…CEO blames Chairman and Commission even though responsible
Chief Elections Officer (CEO) of the Guyana Elections Commission, Keith Lowenfield, has said that the Secretariat is yet to receive instructions from the Commission to commence preparations for the upcoming General and Regional Elections.
During an engagement with the media earlier today (Friday), Lowenfield said that the electoral machinery would need at least 148 days before it is fully ready to host the constitutionally mandated elections triggered by the no-confidence motion against the APNU/AFC Government on December 21.
Lowenfield said he is flatfooted since GECOM’s Commissioners are still in deliberation.
“The Secretariat went to Commissioners and asked if to move me into a mode, but they just don’t say anything to the secretariat, I am flatfooted now. When those issues are before the board, the Chairman guides but there is usually a deliberation… they say move but then the discussions go on and on…I know that they are commissioners who are ready to move, as a matter of fact, but their needs to be unison at the part of the Commission, and I can’t really speak for them at all” Lowingfield said.
“Today is the 8th of January. You haven’t said anything to me yet. If you communicate to me, I move,” Lowenfield said.
When questioned about extracting the list of eligible voters from the National Register of Registrants, Lowenfield explained that doing so would cause many young voters to be unable vote.

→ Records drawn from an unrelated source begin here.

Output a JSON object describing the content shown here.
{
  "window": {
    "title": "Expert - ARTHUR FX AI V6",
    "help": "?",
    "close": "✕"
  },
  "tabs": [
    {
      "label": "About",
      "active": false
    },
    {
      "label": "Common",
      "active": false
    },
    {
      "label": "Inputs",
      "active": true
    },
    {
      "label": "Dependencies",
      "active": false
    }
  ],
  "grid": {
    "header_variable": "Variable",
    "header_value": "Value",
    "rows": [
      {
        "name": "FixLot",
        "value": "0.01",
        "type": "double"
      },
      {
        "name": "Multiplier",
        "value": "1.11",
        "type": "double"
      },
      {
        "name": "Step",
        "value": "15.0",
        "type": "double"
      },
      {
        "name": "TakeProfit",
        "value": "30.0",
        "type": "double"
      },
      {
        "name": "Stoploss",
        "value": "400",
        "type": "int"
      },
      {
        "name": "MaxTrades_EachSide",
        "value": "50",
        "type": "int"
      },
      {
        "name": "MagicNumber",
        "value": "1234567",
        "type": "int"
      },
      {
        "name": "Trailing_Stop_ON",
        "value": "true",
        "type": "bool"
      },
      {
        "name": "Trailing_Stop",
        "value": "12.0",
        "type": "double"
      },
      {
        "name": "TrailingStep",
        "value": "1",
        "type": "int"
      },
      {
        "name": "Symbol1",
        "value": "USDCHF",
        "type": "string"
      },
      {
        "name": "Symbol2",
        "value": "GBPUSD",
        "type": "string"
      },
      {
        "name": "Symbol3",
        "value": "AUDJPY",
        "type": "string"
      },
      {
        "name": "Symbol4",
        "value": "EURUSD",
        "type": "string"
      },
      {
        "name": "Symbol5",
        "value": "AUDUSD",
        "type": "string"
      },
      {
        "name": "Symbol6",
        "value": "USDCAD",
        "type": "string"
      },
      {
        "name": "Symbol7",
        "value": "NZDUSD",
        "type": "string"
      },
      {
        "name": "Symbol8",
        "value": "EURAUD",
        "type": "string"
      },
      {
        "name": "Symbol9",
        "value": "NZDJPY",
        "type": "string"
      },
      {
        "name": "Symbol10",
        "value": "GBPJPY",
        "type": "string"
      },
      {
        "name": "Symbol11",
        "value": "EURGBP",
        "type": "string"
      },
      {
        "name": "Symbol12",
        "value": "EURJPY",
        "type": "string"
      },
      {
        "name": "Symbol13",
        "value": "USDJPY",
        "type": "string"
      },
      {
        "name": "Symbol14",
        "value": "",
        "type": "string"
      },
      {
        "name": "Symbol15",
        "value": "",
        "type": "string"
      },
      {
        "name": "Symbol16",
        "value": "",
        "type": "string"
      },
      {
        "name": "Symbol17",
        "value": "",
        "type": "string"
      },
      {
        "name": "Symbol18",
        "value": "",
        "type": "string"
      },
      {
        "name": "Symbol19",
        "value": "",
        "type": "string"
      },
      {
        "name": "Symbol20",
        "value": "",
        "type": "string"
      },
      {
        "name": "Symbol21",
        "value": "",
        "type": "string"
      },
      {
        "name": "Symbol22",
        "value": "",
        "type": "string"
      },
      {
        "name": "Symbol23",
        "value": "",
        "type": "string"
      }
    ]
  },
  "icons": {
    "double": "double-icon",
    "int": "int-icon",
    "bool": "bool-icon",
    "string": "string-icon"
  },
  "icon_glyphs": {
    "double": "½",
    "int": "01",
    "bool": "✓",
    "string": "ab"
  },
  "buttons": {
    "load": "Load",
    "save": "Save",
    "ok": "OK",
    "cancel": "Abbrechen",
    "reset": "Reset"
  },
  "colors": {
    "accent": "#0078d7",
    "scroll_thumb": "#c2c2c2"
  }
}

Deputy Chief Elections Officer, Roxanne Myers said if elections were to be held in March, then nomination day would have had to be by the end of January.

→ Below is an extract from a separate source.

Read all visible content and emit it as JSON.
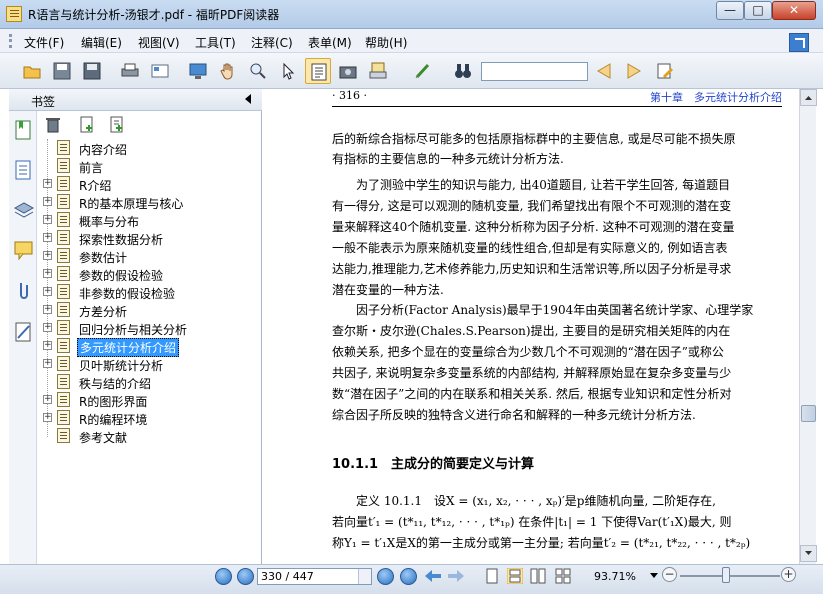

The Deputy CEO explained that it would take 148 days to prepare for elections. However if certain tasks are done concurrently – procurement of materials such as ballots, stamps and ink, along with other activities such as training of polling day staff – it would take roughly 105 days to prepare for the polls.
The CEO pointed out that the 148-day timeline is the earliest the Secretariat can run-off elections; this excludes the possibility of holding house to house registration, which Myers said could take at least nine months.

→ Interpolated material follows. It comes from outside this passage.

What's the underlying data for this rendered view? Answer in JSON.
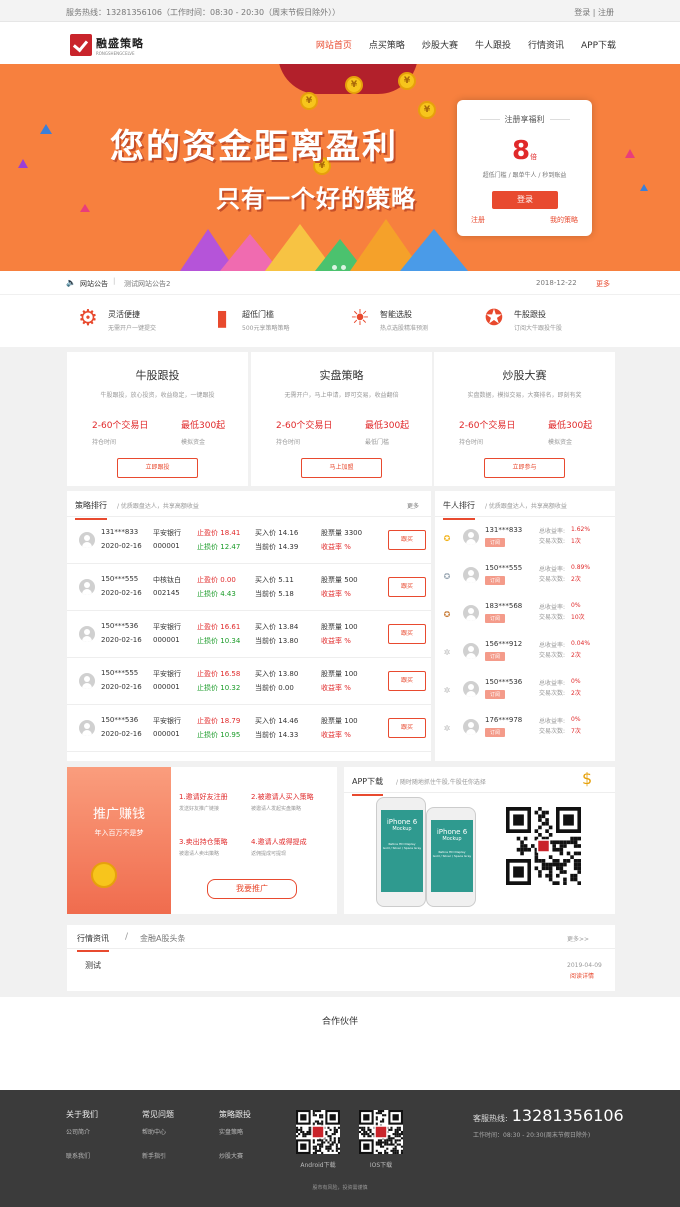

The parliamentary Opposition and other observers have accused the Government and GECOM of deliberately attempting to delay the holding of the constitutionally mandated elections.
The no-confidence vote was validated by the ruling by acting Chief Justice Roxane George, who declared that the motion was validly passed 33-32.
The complaint has been that GECOM was not forthcoming about its preparedness for the elections despite being mandated by the Constitution of Guyana to hold elections within three months of the passage of a no-confidence motion.
It was only a few days ago that United Nations Resident Coordinator Mikiko Tanaka urged Government to respect the Constitution.
Guyana’s Private Sector Commission had also previously called for GECOM to open up about its readiness for elections.
GECOM successfully ran the Local Government Elections in November 2018, less than three months ago.
The President of Guyana, according to the Constitution, has the power to dissolve Parliament and issue a date for elections.